• _Supplied data_:
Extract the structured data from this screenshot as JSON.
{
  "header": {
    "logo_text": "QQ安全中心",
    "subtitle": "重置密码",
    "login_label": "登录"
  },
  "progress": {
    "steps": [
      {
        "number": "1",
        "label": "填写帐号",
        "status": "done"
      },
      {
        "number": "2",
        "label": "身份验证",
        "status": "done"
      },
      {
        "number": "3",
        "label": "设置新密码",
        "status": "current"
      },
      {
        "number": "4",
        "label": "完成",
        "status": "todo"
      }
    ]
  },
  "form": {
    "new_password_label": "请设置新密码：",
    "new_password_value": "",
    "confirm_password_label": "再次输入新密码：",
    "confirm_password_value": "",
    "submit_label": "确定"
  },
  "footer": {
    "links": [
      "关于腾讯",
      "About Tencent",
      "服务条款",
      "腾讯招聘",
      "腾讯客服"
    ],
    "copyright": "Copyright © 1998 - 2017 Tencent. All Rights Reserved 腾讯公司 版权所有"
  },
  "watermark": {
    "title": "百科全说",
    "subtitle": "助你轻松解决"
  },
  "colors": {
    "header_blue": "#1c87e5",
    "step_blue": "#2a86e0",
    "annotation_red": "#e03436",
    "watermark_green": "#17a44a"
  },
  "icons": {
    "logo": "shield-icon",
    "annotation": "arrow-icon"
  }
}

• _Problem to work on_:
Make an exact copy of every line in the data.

• _Reply to the exercise_:
Extract the structured data from this screenshot as JSON.
{
  "header": {
    "logo_text": "QQ安全中心",
    "subtitle": "重置密码",
    "login_label": "登录"
  },
  "progress": {
    "steps": [
      {
        "number": "1",
        "label": "填写帐号",
        "status": "done"
      },
      {
        "number": "2",
        "label": "身份验证",
        "status": "done"
      },
      {
        "number": "3",
        "label": "设置新密码",
        "status": "current"
      },
      {
        "number": "4",
        "label": "完成",
        "status": "todo"
      }
    ]
  },
  "form": {
    "new_password_label": "请设置新密码：",
    "new_password_value": "",
    "confirm_password_label": "再次输入新密码：",
    "confirm_password_value": "",
    "submit_label": "确定"
  },
  "footer": {
    "links": [
      "关于腾讯",
      "About Tencent",
      "服务条款",
      "腾讯招聘",
      "腾讯客服"
    ],
    "copyright": "Copyright © 1998 - 2017 Tencent. All Rights Reserved 腾讯公司 版权所有"
  },
  "watermark": {
    "title": "百科全说",
    "subtitle": "助你轻松解决"
  },
  "colors": {
    "header_blue": "#1c87e5",
    "step_blue": "#2a86e0",
    "annotation_red": "#e03436",
    "watermark_green": "#17a44a"
  },
  "icons": {
    "logo": "shield-icon",
    "annotation": "arrow-icon"
  }
}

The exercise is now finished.